Nearly half of domestic violence and abuse victims are men? Really?!
Updated: Oct 30, 2020
Well, if the most recent Government statistics are true, the answer is yes. The police recorded 1.3 million domestic related incidents and crimes, 45% were male victims. This statistic always feels hard to believe as the common perception is that males are the perpetrators of domestic abuse and females are the victims.
The figures change substantially when you remove the police recorded domestic related incidents and instead just look at police recorded domestic related crimes. Incidents are classed as reports to the police that after initial investigation concluded there was no notifiable crime. Of nearly 750,000 recorded crimes males make up 25% of the victims.
This is a massive drop in the percentage of male victims. Why the drop? There is no hard evidence for the significant disconnect between the figures, my theory is that it is due to a combination of the following three factors:
1. Male victims are not taken seriously by the Police.
2. Female partners make a complaint during the same incident and their account is deemed more credible as a victim account, perhaps because that is true, but potentially because of a bias within the police that males are not the victims of domestic abuse incidents.
3. Males victims withdraw support for the investigation at an early stage.
In my experience the number of male victim cases that get past a police investigation and progress to a charge and court case is very small. Anecdotally, in my experience a disproportionate number of such cases that do progress to court have white male victims and BAME female suspects, which opens up a whole different can of worms in relation to racial bias within the justice system.
Male victims withdrawing complaints is not uncommon, there is still a social stigma to a male being a victim of domestic abuse, some people will scoff and say the man should ‘get a grip’ or ‘man up’, as if it’s a sign of weakness for a man to be a victim at the hands of a woman.

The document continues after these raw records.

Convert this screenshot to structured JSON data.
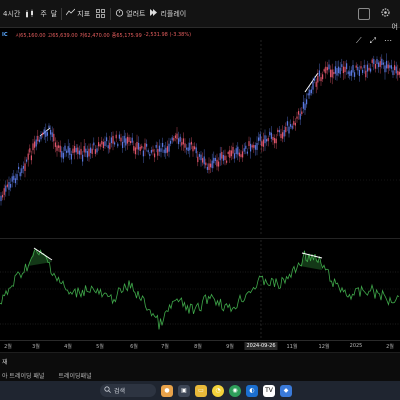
{
  "toolbar": {
    "timeframe": "4시간",
    "chart_type_icon": "candles-icon",
    "compare": "주",
    "layout_label": "달",
    "indicators": "지표",
    "alert": "얼러트",
    "replay": "리플레이"
  },
  "side_label": "어",
  "legend": {
    "symbol": "IC",
    "open": "시65,160.00",
    "high": "고65,639.00",
    "low": "저62,470.00",
    "close": "종65,175.99",
    "change": "-2,531.98 (-3.38%)"
  },
  "time_axis": {
    "labels": [
      "2월",
      "3월",
      "4월",
      "5월",
      "6월",
      "7월",
      "8월",
      "9월",
      "10월",
      "11월",
      "12월",
      "2025",
      "2월"
    ],
    "cursor_date": "2024-09-26"
  },
  "status": {
    "text": "재"
  },
  "tabs": [
    "아 트레이딩 패널",
    "트레이딩패널"
  ],
  "taskbar": {
    "search_placeholder": "검색"
  },
  "colors": {
    "up": "#e0556b",
    "down": "#5a78e0",
    "oscillator": "#3fa84a",
    "trendline": "#ffffff",
    "background": "#000000"
  }
}
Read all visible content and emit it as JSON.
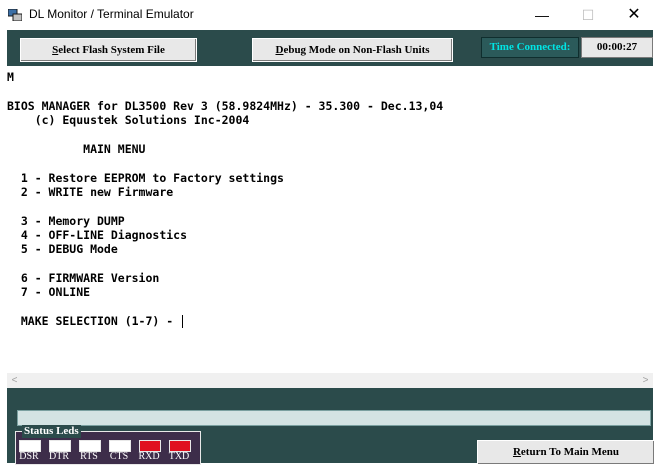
{
  "window": {
    "title": "DL Monitor / Terminal Emulator",
    "icon": "app-icon",
    "controls": {
      "minimize": "—",
      "maximize": "☐",
      "close": "✕"
    }
  },
  "toolbar": {
    "select_flash": {
      "first": "S",
      "rest": "elect Flash System File"
    },
    "debug_mode": {
      "first": "D",
      "rest": "ebug Mode on Non-Flash Units"
    },
    "time_connected_label": "Time Connected:",
    "time_connected_value": "00:00:27"
  },
  "terminal": {
    "lines": [
      "M",
      "",
      "BIOS MANAGER for DL3500 Rev 3 (58.9824MHz) - 35.300 - Dec.13,04",
      "    (c) Equustek Solutions Inc-2004",
      "",
      "           MAIN MENU",
      "",
      "  1 - Restore EEPROM to Factory settings",
      "  2 - WRITE new Firmware",
      "",
      "  3 - Memory DUMP",
      "  4 - OFF-LINE Diagnostics",
      "  5 - DEBUG Mode",
      "",
      "  6 - FIRMWARE Version",
      "  7 - ONLINE",
      "",
      "  MAKE SELECTION (1-7) - "
    ]
  },
  "scrollbar": {
    "left_arrow": "<",
    "right_arrow": ">"
  },
  "status_leds": {
    "title": "Status Leds",
    "leds": [
      {
        "label": "DSR",
        "color": "#ffffff"
      },
      {
        "label": "DTR",
        "color": "#ffffff"
      },
      {
        "label": "RTS",
        "color": "#ffffff"
      },
      {
        "label": "CTS",
        "color": "#ffffff"
      },
      {
        "label": "RXD",
        "color": "#e01020"
      },
      {
        "label": "TXD",
        "color": "#e01020"
      }
    ]
  },
  "return_button": {
    "first": "R",
    "rest": "eturn To Main Menu"
  },
  "colors": {
    "panel": "#2b4b4b",
    "time_label_text": "#00e5e5",
    "led_active": "#e01020"
  }
}
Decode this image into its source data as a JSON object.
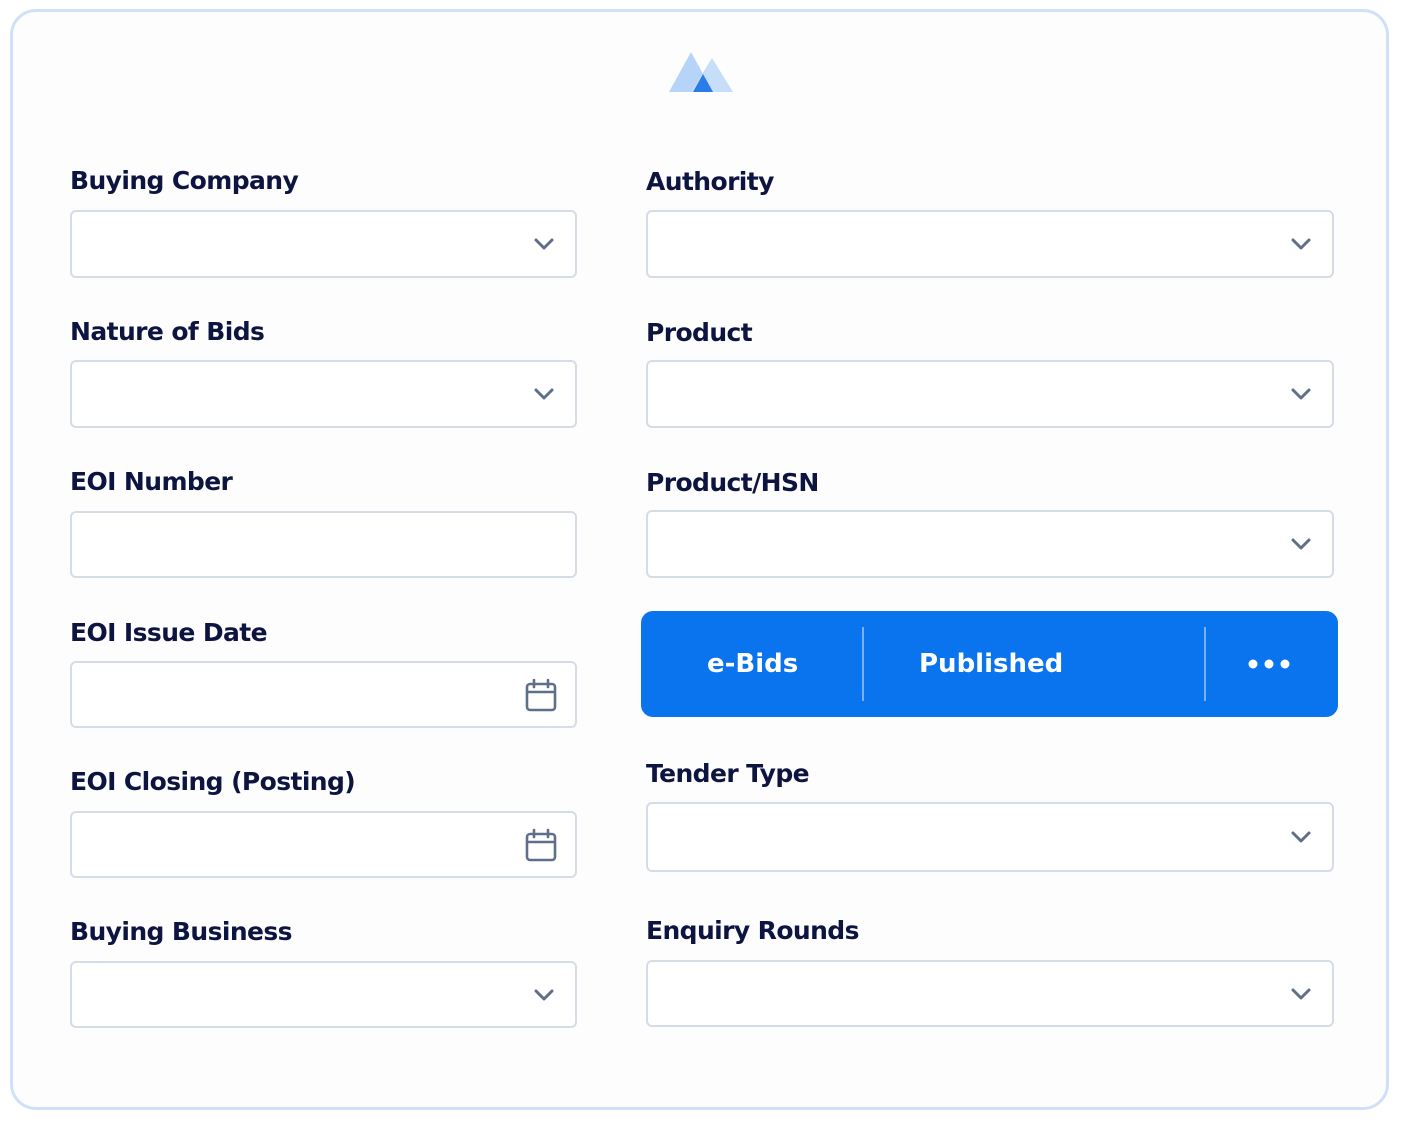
{
  "logo": {
    "icon": "mountain-logo-icon",
    "colors": [
      "#a9cdf7",
      "#7db4f2",
      "#1e73e8"
    ]
  },
  "form": {
    "left": [
      {
        "label": "Buying Company",
        "type": "select",
        "value": ""
      },
      {
        "label": "Nature of Bids",
        "type": "select",
        "value": ""
      },
      {
        "label": "EOI Number",
        "type": "text",
        "value": ""
      },
      {
        "label": "EOI Issue Date",
        "type": "date",
        "value": ""
      },
      {
        "label": "EOI Closing (Posting)",
        "type": "date",
        "value": ""
      },
      {
        "label": "Buying Business",
        "type": "select",
        "value": ""
      }
    ],
    "right": [
      {
        "label": "Authority",
        "type": "select",
        "value": ""
      },
      {
        "label": "Product",
        "type": "select",
        "value": ""
      },
      {
        "label": "Product/HSN",
        "type": "select",
        "value": ""
      },
      {
        "label": "Tender Type",
        "type": "select",
        "value": ""
      },
      {
        "label": "Enquiry Rounds",
        "type": "select",
        "value": ""
      }
    ]
  },
  "status_bar": {
    "section": "e-Bids",
    "status": "Published",
    "more_icon": "more-horizontal-icon",
    "background": "#0a73ee"
  },
  "colors": {
    "label": "#0d1440",
    "border": "#d5dce6",
    "icon": "#5f6f8a",
    "card_border": "#cfe0f7"
  }
}
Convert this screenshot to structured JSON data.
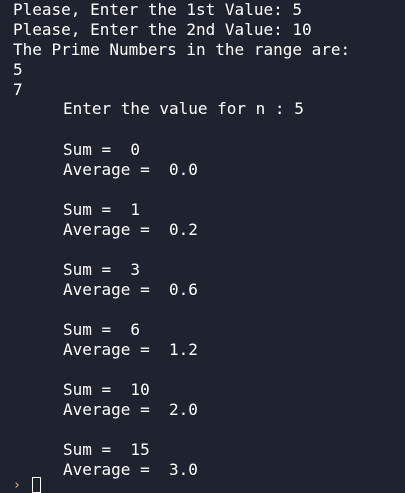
{
  "terminal": {
    "lines": {
      "l0": "Please, Enter the 1st Value: 5",
      "l1": "Please, Enter the 2nd Value: 10",
      "l2": "The Prime Numbers in the range are:",
      "l3": "5",
      "l4": "7",
      "l5": "Enter the value for n : 5",
      "s0": "Sum =  0",
      "a0": "Average =  0.0",
      "s1": "Sum =  1",
      "a1": "Average =  0.2",
      "s2": "Sum =  3",
      "a2": "Average =  0.6",
      "s3": "Sum =  6",
      "a3": "Average =  1.2",
      "s4": "Sum =  10",
      "a4": "Average =  2.0",
      "s5": "Sum =  15",
      "a5": "Average =  3.0"
    },
    "prompt_glyph": "›",
    "colors": {
      "background": "#1f2330",
      "text": "#ffffff",
      "prompt": "#e5c07b"
    }
  }
}
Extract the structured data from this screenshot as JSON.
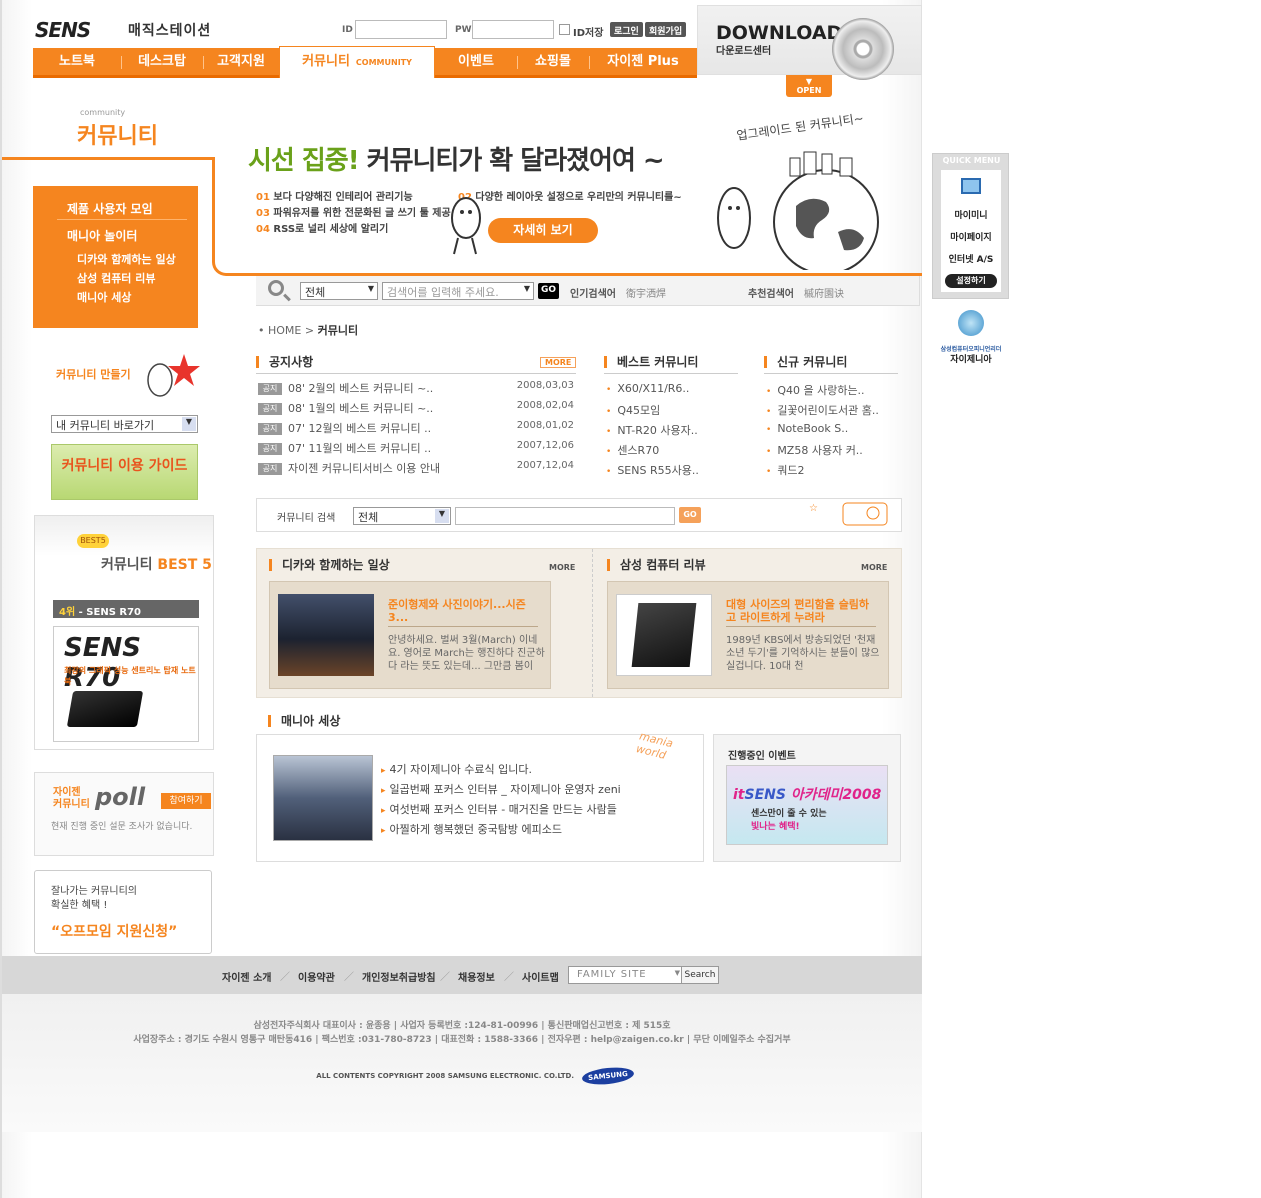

Some males want to withdraw the complaint to save their relationship, especially if they fear losing contact with their children. The statistics show that most domestic abuse victims are married, employed and homeowners, again this may figure in the reasons when males withdraw complaints, the more people have to lose the less likely they are to disrupt the status quo, especially if it is believed that the incident is a one off and the relationship can continue.
Sometimes a desire to withdraw a case is ignored, as in the tragic case of Caroline Flack, the Love Island presenter. Ms Flack was arrested for assaulting her partner and charged by the police, the case progressed to court despite her partner asking for the case to be dropped, the CPS refused and no doubt the emotional stress of the situation contributed to her suicide. This is an example of where the CPS can decide that despite the victim’s wishes for the case to be dropped they proceed with a prosecution as it is deemed to be ‘in the public interest’. In the Flack case I expect they meant that they had other significant evidence upon which to prove their case, perhaps 999 tape recordings or bodycam footage of what was seen and said at the scene, but equally as Ms Flack was a high profile media personality it may have been decided that it was in the public interest that an example should be made to the wider public, and the case couldn’t be just brushed under the carpet.
Less contentious is the fact that the figure of nearly 750,000 reported domestic related crimes is 24% higher than last year. When the next figures come out and include the impact of the covid-19 lockdown and continued isolation measures we expect the numbers to jump again.
What is also clear is that despite the recorded crime and incident figures there are still too many incidents that do not even come to the attention of the police. The Government study estimates there were 2.4 million domestic abuse victims in the past year. They estimate in the last year that 3.8% of men (800,000) and 7.5% of women (1,600,000) have experienced domestic abuse, 5.7% of total population (2.4 million). That leaves over 1 million unreported domestic abuse incidents, a truly shocking figure that highlights the iceberg of domestic abuse suffering in England and Wales.
If you or anyone you know needs help with a domestic abuse or violence issue I am here to help, contact me.